My first impression of the Japanese umbrella pine was that I was looking at a species of yew (Taxus spp.). Sure, its features were a bit more exaggerated than I was used to but what do I know? Trying to understand tree diversity is a recent development in my botanical obsession so I don’t have much to base my opinions on. Regardless, I am glad I gave the little sapling I was looking at a closer inspection. Turns out, the Japanese umbrella pine is most definitely not a yew. It is actually unique in its taxonomic position as the only member of the family Sciadopityaceae.
The Japanese umbrella pine goes by the scientific name of Sciadopitys verticillata. Both common and scientific names hint at the whorled arrangements of its “leaves.” I place leaves in quotes because they are not leaves at all. One of the most remarkable features of this tree is the fact that those whorled leaves are actually thickened, photosynthetic extensions of the stem known as “cladodes.”
It seems that the true leaves of the Japanese umbrella pine have, through evolutionary time, been reduced to tiny, brown scales that clasp the stems. I am not sure what evolutionary advantage(s) cladodes infer over leaves, however, at least one source suggested that cladodes may have fewer stomata and therefore can help to reduce water loss. Until someone looks deeper into this mystery, we cannot say for sure.

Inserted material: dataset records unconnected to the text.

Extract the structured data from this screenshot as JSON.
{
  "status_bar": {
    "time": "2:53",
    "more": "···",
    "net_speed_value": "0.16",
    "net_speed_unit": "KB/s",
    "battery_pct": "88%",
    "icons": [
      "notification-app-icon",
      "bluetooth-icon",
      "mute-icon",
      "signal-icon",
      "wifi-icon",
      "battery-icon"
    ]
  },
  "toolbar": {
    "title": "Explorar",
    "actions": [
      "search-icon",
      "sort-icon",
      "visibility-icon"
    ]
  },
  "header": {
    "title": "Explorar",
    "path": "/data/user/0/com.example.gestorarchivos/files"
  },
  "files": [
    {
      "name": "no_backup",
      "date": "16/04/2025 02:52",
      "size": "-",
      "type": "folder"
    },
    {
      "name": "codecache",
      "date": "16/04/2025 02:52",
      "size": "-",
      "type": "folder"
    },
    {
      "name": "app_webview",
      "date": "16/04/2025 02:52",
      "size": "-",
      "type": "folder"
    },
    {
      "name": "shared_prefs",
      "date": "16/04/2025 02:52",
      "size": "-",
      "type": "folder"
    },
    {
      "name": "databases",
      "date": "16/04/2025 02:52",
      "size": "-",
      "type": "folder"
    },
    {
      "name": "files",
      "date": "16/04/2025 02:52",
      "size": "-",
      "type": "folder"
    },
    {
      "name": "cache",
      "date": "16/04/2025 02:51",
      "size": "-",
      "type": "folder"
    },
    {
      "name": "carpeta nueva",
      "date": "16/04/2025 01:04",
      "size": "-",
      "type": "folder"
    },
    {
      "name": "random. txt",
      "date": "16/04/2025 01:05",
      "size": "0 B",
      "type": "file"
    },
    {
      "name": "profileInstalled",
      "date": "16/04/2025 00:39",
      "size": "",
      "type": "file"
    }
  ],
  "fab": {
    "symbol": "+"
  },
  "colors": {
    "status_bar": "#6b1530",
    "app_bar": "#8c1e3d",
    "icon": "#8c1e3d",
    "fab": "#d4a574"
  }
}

As a tree, the Japanese umbrella pine is slow growing. Records show that young trees can take upwards of a decade to reach average human height. However, given time, the Japanese umbrella pine can grow into an impressive specimen. In the forests of Japan, it is possible to come across trees that are 65 to 100 ft (20 – 35 m) tall. It was once wide spread throughout much of southern Japan, however, an ever-increasing human population has seen that range reduced.
The gradual reduction of this species is not solely the fault of humans. Fossil evidence shows that the genus Sciadopitys was once wide spread throughout parts of Europe and Asia as well. Whereas the current diversity of this genus is limited to a single species, fossils of at least three extinct species have been found in rocks dating back to the Triassic Period, some 230 million years ago. It would appear that this obscure conifer family, like so many other gymnosperm lineages, has been on the decline for quite some time.
Despite the obscure strangeness of the Japanese umbrella tree, it has gained considerable popularity as a unique landscape tree. Because it hails from a relatively cool regions of Japan, the Japanese umbrella tree adapts quite well to temperate climates around the globe. Enough people have grown this tree that some cultivars even exist. Whether you see it as a specimen in an arboretum or growing in the wild, know that you are looking at something quite special. The Japanese umbrella tree is a throwback to the days when gymnosperms were the dominant plants on the landscape and we are extremely lucky that it made it through to our time.